RECORDS FOR THIS TASK:
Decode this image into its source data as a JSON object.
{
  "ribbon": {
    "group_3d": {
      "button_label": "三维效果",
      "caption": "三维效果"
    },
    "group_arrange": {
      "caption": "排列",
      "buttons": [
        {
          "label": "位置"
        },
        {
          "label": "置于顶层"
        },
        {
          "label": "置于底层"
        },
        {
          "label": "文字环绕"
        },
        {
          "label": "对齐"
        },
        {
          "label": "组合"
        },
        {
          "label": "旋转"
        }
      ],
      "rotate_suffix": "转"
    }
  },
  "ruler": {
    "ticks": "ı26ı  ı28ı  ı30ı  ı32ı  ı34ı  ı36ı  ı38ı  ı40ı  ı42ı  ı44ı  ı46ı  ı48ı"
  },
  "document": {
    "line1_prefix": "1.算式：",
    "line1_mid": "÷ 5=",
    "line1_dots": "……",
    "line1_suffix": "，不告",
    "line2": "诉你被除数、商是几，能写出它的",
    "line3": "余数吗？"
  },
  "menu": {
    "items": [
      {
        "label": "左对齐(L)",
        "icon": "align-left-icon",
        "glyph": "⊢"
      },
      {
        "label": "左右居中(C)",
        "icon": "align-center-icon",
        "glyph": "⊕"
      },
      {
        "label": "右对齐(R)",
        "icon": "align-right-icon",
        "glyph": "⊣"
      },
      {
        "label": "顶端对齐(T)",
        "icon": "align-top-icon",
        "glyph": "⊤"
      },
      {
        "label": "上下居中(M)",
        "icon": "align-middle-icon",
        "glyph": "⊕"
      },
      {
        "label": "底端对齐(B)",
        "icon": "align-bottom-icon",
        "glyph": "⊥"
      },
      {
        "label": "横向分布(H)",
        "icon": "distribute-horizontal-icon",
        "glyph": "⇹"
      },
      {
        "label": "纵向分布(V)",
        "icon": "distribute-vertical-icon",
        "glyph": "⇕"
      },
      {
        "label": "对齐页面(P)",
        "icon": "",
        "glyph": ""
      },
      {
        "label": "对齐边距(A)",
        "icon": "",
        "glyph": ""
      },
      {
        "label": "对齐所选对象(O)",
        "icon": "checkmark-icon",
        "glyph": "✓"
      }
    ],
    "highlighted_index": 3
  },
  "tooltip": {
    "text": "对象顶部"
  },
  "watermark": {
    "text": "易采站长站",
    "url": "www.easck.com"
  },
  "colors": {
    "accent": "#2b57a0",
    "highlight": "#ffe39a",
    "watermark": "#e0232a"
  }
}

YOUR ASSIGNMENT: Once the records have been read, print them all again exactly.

RESULT OF THE EXERCISE:
Decode this image into its source data as a JSON object.
{
  "ribbon": {
    "group_3d": {
      "button_label": "三维效果",
      "caption": "三维效果"
    },
    "group_arrange": {
      "caption": "排列",
      "buttons": [
        {
          "label": "位置"
        },
        {
          "label": "置于顶层"
        },
        {
          "label": "置于底层"
        },
        {
          "label": "文字环绕"
        },
        {
          "label": "对齐"
        },
        {
          "label": "组合"
        },
        {
          "label": "旋转"
        }
      ],
      "rotate_suffix": "转"
    }
  },
  "ruler": {
    "ticks": "ı26ı  ı28ı  ı30ı  ı32ı  ı34ı  ı36ı  ı38ı  ı40ı  ı42ı  ı44ı  ı46ı  ı48ı"
  },
  "document": {
    "line1_prefix": "1.算式：",
    "line1_mid": "÷ 5=",
    "line1_dots": "……",
    "line1_suffix": "，不告",
    "line2": "诉你被除数、商是几，能写出它的",
    "line3": "余数吗？"
  },
  "menu": {
    "items": [
      {
        "label": "左对齐(L)",
        "icon": "align-left-icon",
        "glyph": "⊢"
      },
      {
        "label": "左右居中(C)",
        "icon": "align-center-icon",
        "glyph": "⊕"
      },
      {
        "label": "右对齐(R)",
        "icon": "align-right-icon",
        "glyph": "⊣"
      },
      {
        "label": "顶端对齐(T)",
        "icon": "align-top-icon",
        "glyph": "⊤"
      },
      {
        "label": "上下居中(M)",
        "icon": "align-middle-icon",
        "glyph": "⊕"
      },
      {
        "label": "底端对齐(B)",
        "icon": "align-bottom-icon",
        "glyph": "⊥"
      },
      {
        "label": "横向分布(H)",
        "icon": "distribute-horizontal-icon",
        "glyph": "⇹"
      },
      {
        "label": "纵向分布(V)",
        "icon": "distribute-vertical-icon",
        "glyph": "⇕"
      },
      {
        "label": "对齐页面(P)",
        "icon": "",
        "glyph": ""
      },
      {
        "label": "对齐边距(A)",
        "icon": "",
        "glyph": ""
      },
      {
        "label": "对齐所选对象(O)",
        "icon": "checkmark-icon",
        "glyph": "✓"
      }
    ],
    "highlighted_index": 3
  },
  "tooltip": {
    "text": "对象顶部"
  },
  "watermark": {
    "text": "易采站长站",
    "url": "www.easck.com"
  },
  "colors": {
    "accent": "#2b57a0",
    "highlight": "#ffe39a",
    "watermark": "#e0232a"
  }
}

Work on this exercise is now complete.